However you don't have to have designed the next Shard to be in the running; a career path that shows progression, development and going the extra mile for clients and colleagues is more important that the projects themselves.

Positive impact on your community

As a young engineer, architect or consultant, demonstrating that you have made a positive impact on others is key. This may be through STEM activities, supporting careers events or through mentoring others in the workplace.

Judges will look for someone who goes above and beyond for the greater good, someone who puts themselves out to help others in the industry or the wider community. 

Commitment and contribution to your profession

It would be unfair to say that every winner of a young professional award has made a direct contribution to the awarding body, although looking at some of the awards made in the last few years there is certainly a correlation between the two. 

But it is important that a candidate can demonstrate that they have made a contribution to their profession, whether that's volunteering for roles within the relevant professional body, contributing to research or positively impacting industry perceptions.

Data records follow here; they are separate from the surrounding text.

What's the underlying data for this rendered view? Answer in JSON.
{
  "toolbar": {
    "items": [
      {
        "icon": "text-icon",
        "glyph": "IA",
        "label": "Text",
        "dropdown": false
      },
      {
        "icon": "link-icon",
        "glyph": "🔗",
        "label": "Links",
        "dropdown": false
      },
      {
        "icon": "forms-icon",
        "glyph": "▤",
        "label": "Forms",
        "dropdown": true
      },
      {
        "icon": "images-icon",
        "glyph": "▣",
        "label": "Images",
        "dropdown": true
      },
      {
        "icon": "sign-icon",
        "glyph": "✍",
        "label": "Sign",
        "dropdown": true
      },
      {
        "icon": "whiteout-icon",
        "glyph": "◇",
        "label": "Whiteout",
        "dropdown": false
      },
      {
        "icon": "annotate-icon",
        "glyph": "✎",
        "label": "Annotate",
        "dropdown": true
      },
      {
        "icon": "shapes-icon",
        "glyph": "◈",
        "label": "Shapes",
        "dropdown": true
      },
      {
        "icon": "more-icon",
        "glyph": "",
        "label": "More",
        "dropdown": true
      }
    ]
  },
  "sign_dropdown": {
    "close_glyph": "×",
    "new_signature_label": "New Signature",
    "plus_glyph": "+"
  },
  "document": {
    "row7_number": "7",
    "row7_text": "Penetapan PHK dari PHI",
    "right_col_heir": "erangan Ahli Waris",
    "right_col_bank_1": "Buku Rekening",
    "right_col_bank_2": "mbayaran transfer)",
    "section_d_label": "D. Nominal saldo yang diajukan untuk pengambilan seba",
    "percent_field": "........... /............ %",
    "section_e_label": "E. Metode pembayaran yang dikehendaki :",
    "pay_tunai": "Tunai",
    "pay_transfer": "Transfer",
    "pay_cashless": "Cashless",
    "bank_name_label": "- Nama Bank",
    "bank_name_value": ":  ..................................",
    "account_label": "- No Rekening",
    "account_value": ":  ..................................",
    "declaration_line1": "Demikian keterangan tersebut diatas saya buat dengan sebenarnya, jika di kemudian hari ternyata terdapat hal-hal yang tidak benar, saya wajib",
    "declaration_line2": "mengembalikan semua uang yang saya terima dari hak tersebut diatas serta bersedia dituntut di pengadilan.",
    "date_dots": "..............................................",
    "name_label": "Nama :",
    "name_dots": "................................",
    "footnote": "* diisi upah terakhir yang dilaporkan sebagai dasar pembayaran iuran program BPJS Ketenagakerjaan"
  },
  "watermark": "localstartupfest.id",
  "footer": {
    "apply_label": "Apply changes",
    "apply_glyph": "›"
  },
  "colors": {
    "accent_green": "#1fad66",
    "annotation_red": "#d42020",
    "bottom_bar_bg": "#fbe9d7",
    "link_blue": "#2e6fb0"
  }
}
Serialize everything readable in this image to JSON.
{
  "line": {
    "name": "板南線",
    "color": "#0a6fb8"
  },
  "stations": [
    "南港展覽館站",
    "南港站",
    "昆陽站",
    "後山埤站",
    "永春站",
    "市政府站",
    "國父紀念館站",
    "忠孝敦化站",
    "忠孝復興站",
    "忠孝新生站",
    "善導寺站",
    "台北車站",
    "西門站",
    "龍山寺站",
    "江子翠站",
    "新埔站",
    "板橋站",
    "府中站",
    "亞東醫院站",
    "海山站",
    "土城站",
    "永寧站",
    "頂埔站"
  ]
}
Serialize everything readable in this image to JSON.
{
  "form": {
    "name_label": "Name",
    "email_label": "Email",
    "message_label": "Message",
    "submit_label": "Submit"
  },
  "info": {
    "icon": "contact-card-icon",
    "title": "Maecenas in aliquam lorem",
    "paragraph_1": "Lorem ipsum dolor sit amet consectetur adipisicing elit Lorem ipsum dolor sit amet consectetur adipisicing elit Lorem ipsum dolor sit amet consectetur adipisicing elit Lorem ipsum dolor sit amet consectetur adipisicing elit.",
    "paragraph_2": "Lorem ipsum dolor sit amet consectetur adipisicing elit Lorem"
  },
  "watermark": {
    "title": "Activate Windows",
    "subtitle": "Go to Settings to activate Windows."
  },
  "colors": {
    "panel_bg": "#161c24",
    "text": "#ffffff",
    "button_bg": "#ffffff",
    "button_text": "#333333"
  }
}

For the young professional joining the industry today, I would advocate blogging or some other form of contribution to the industry, helping to promote a positive image of careers in construction and property.

The positive impact of winning an award 

I'm very proud to work with some fantastic talent at Pick Everard, including Dipen Vanmali who was awarded Young Building Surveyor of the Year in 2015, Maela Bakerwho made the finals of the 2016 Young Woman Engineer of the Year and Joshua Sandbach who was shortlisted for 2017's APM Young Project Manager of the Year. It is a real boost to be surrounded by inspirational professionals within our business.

I also speak with experience on the subject, having been very honoured to receive the Constructing Excellence Young Achiever of the Year award last year. I still can't quite believe I was selected and will never forget the surreal moment as they described my career to date to a room of 200+ industry leaders.

Of course judges will be looking for something that makes a candidate stand out, but ticking off those three core criteria will certainly put any candidate in the running.

This blog was originally posted on LinkedIn in May 2017.

Do I have an unhealthy work-life balance?

Do I have an unhealthy work-life balance?

Supply chain briefings. The Good, The Bad and The Ugly.

Supply chain briefings. The Good, The Bad and The Ugly.